A while back I participated in some sort of “six degrees” type research. I forget what I had to do or what I did. I was not really involved, my heart was not in it even though I am very interested in the psyche of social networks. The results are summed up here: An Experimental Study of Search in Global Social Networks — Dodds et al. 301 (5634): 827 — Science:
Our results therefore suggest that if individuals searching for remote targets do not have sufficient incentives to proceed, the small-world hypothesis will not appear to hold (13), but that even a slight increase in incentives can render social searches successful under broad conditions. More generally, the experimental approach adopted here suggests that empirically observed network structure can only be meaningfully interpreted in light of the actions, strategies, and even perceptions of the individuals embedded in the network: Network structure alone is not everything.

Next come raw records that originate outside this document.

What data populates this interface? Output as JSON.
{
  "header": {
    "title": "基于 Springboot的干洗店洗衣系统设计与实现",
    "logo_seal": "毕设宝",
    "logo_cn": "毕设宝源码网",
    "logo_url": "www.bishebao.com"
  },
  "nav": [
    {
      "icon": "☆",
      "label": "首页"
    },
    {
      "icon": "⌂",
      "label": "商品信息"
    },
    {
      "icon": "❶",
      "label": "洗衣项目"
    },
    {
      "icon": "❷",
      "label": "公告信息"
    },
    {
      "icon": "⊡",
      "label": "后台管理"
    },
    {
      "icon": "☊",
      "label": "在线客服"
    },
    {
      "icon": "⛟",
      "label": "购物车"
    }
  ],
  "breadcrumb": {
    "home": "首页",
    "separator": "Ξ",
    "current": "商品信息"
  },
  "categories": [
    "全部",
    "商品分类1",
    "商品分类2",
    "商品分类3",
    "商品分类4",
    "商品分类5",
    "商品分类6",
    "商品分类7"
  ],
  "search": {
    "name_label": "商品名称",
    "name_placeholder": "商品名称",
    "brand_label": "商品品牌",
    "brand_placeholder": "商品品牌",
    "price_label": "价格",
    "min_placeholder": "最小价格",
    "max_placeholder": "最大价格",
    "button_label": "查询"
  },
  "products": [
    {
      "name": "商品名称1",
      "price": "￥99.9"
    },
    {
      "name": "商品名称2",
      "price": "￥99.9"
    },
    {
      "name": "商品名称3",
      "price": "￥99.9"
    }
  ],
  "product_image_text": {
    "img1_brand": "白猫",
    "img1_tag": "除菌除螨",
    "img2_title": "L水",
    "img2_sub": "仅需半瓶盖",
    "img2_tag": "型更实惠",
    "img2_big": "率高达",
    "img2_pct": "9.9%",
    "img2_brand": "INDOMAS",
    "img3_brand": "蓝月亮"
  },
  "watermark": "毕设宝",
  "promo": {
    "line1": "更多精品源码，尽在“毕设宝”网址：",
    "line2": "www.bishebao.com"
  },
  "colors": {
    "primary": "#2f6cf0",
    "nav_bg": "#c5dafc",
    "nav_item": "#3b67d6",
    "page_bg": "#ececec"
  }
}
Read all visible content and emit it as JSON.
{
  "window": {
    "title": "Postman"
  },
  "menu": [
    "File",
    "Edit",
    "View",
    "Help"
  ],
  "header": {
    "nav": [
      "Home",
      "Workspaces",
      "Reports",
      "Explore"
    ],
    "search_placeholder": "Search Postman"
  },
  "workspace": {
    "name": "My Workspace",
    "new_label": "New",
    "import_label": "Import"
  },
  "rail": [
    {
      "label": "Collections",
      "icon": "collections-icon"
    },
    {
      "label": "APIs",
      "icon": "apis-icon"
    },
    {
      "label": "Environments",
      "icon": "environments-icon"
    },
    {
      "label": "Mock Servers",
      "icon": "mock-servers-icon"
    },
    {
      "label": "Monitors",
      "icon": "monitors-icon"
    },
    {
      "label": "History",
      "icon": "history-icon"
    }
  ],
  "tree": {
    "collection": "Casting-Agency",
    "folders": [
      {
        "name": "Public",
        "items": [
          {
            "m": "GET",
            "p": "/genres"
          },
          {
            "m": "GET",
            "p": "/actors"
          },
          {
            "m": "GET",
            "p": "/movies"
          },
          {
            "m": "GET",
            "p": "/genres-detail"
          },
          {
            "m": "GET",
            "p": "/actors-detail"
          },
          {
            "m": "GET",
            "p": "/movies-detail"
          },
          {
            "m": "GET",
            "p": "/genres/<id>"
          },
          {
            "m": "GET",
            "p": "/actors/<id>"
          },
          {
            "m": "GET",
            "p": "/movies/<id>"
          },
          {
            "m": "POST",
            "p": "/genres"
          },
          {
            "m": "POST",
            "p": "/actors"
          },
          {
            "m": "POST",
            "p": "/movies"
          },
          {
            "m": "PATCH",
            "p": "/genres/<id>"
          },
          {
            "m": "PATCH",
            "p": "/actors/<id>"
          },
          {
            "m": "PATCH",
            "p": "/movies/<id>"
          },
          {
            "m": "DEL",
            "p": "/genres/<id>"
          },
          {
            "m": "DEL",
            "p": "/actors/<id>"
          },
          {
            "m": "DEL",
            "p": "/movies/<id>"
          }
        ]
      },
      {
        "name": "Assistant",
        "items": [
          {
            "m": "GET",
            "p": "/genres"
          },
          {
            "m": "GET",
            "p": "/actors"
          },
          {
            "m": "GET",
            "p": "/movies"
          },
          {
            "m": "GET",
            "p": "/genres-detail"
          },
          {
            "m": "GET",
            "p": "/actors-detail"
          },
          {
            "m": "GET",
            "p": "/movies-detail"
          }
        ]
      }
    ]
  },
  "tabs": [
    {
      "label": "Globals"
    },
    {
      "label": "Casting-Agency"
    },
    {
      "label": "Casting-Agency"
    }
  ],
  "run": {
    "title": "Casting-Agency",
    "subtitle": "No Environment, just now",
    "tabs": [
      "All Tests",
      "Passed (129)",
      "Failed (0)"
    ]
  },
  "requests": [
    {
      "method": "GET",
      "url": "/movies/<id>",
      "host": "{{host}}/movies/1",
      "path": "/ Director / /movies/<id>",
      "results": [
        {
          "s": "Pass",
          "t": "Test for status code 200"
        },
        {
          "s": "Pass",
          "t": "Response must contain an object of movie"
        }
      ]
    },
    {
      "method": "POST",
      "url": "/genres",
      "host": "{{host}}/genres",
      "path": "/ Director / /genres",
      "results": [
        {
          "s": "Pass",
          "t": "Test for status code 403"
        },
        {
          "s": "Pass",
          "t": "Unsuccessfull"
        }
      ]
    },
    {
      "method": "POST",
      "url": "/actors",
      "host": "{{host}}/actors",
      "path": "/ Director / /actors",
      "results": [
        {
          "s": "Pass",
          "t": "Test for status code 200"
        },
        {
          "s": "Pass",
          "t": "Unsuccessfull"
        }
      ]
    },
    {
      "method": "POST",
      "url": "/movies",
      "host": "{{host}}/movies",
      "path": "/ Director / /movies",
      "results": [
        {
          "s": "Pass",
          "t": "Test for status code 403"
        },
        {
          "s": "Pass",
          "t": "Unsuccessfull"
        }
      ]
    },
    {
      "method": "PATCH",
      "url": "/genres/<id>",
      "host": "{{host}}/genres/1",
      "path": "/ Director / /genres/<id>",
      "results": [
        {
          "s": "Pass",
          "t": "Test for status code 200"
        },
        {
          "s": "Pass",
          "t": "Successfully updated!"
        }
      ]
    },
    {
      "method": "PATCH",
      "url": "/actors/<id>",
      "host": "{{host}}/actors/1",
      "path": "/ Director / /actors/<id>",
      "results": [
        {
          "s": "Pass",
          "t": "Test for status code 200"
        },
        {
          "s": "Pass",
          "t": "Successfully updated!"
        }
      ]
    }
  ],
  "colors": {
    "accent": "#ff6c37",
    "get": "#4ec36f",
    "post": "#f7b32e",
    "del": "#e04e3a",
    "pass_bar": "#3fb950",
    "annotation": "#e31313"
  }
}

I think it is a good result. It simply points to the fogotten Sociometry of J.L. Moreno, proving his point: incentives, motivation, participation are important! Here are Moreno’s criteria for good sociometry, which I have summarised in an article I am writing and which will put on the net soon.
- Participants are informed, ready, willing and able to participate.
- Participants in the group are “researchers”, and the leader is also a participant.
- Participation is done in action. Learning is experiential, it is learning by doing.
- There is acknowledgment of the difference between process dynamics and the manifest content. To quote Moreno: “there is a deep discrepancy between the official and the secret behaviour of members”. (1951:39) Moreno advocates that before any “social program” can be proposed, the director has to “take into account the actual constitution of the group.” (ibid)
- Rule of adequate motivation: “Every participant should feel about the experiment that it is in his (or her) own cause . . . that it is an opportunity for him (or her) to become an active agent in matters concerning his (or her) life situation.” (ibid)
- Rule of “gradual” inclusion of all extraneous criteria. Moreno speaks here of “the slow dialectic process of the sociometric experiment”.
References are to: Moreno, J. L., 1951, Sociometry, Experimental Method and the Science of Society . Beacon House, Beacon, New York. Page 31